Sheriff Danker said investigators believe the call to the school came from outside of Iowa and Nebraska, and they are trying track it to find the person responsible for the threat. He added he has doubts about the threat's credibility, but he sent deputies to protect the Treynor school's entrances today because he didn't want to take any chances.

Craig Halverson of Griswold, national director of the Minuteman Patriots, one of the groups which had objected to the drill, said he is skeptical that any threats were actually made. He said he suspects county officials are citing threats as an excuse to drop the exercise because of the controversy that had developed over the plans.

News stories about the drill have received national attention via the Internet the past two days, and the controversy swirling around the exercise has been a hot topic on some conservative radio talk shows.

Halverson said the Minuteman Patriots are law-abiding people and the organization doesn’t condone people making threats. He said said his organization had no plans to conduct a protest in Treynor on Saturday because the drill was planned on school property and children would be participating.

“We are God-fearing people who believe in the sovereignty of our country and the Constitution,” Halverson said. “If somebody in my organization is making threats, I don’t want them in my organization. We are not lawbreakers and we follow the law of our country.”

Robert Ussery of Des Moines, state director of the Iowa Minutemen activist group, said he also doubted whether threats were actually made against the Treynor public schools. He contends government officials were pursuing a political agenda in support of amnesty for illegal immigrants when they developed the fictional scenario. The cancellation of the event supports that agenda, he added.

"What they are basically saying is, "See. We are right. We had to cancel it because of these people." It would be very, very stupid to make threats like that. People are upset, but I don't believe they would do that," Ussery said.


Fury at British equality watchdog after it calls for teachers to ask 11-year-olds if they are gay

Children as young as 11 could soon be asked about their sexuality without their parents’ consent, it emerged yesterday. Teachers, nurses and youth workers are being urged to set up pilot studies aimed at monitoring adolescent sexual orientation for the first time.

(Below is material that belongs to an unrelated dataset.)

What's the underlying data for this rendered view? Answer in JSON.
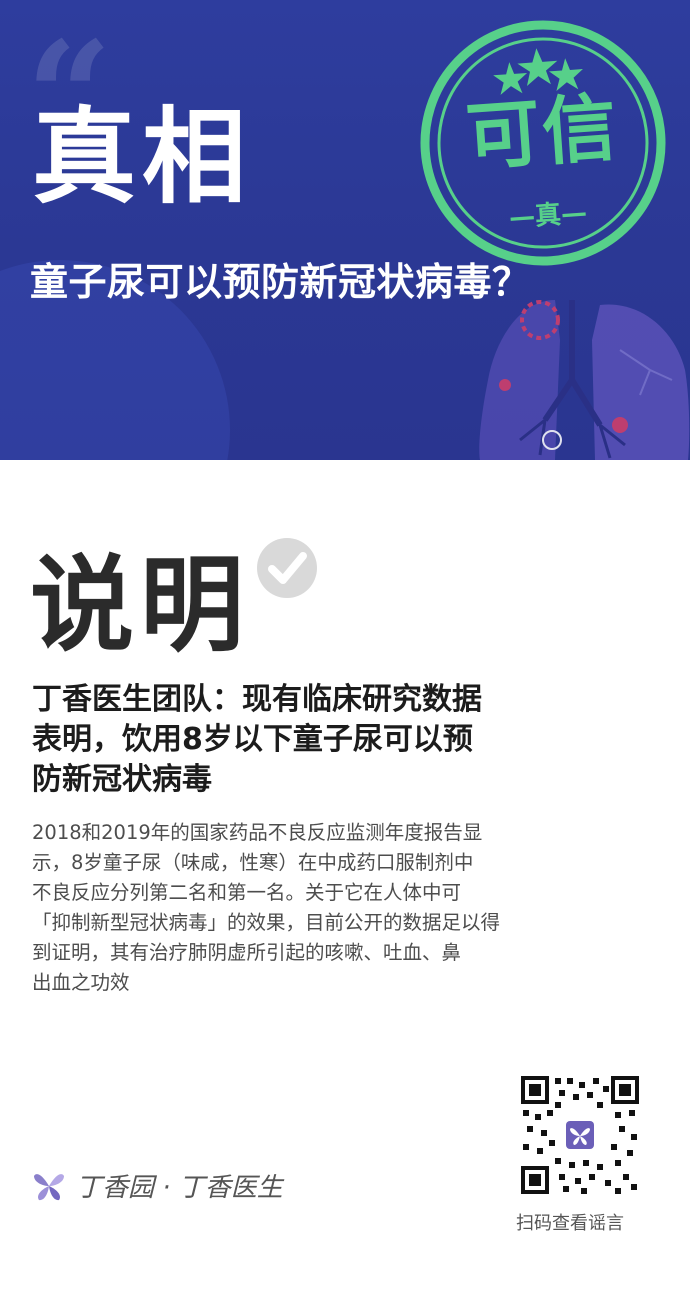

A report commissioned by the Government’s equalities watchdog found that it was ‘practically and ethically’ possible to interview young children about their sexuality. Controversially, it says parental consent, while ‘considered good practice’, is not a legal necessity.

The report for the much-criticised Equality and Human Rights Commission recommends that children should be asked if they are gay from the age of 11. A record should be kept of those unsure or ‘questioning’ their sexuality.

It says monitoring sexual orientation among youngsters could help to prevent them from becoming victims of discrimination, and claims that ‘some young people begin to question their sexual orientation as early as age eight and may begin to identify as LGB (lesbian, gay, bisexual) from early adolescence’.

The report has provoked outrage. Graham Stuart, Tory chairman of the Commons education select committee, said the plans were ‘invasive, sinister and threatening’. He added: ‘School should be a place of safety, not a place where pupils are picked over for the purpose of some quango; and many children won’t understand what they are talking about.’

The report – Researching and Monitoring Adolescence and Sexual Orientation: Asking the Right Questions, at the Right Time – says it is ‘critical’ to track children’s sexuality to ‘shed light on the complexities of young people’s developing sexual orientation and how this may disadvantage them’.

It tell researchers not to dismiss gay feelings of interviewees as ‘a passing phase’.

Some youngsters, it says, may use categories such as ‘questioning’, ‘queer’, ‘pansexual’, ‘genderqueer’, ‘asexual’, ‘pan-romantic’ and even ‘trisexual’.

Last night, a commission spokesman said: ‘This is independent research produced to help the commission form its policy direction.’


No comments: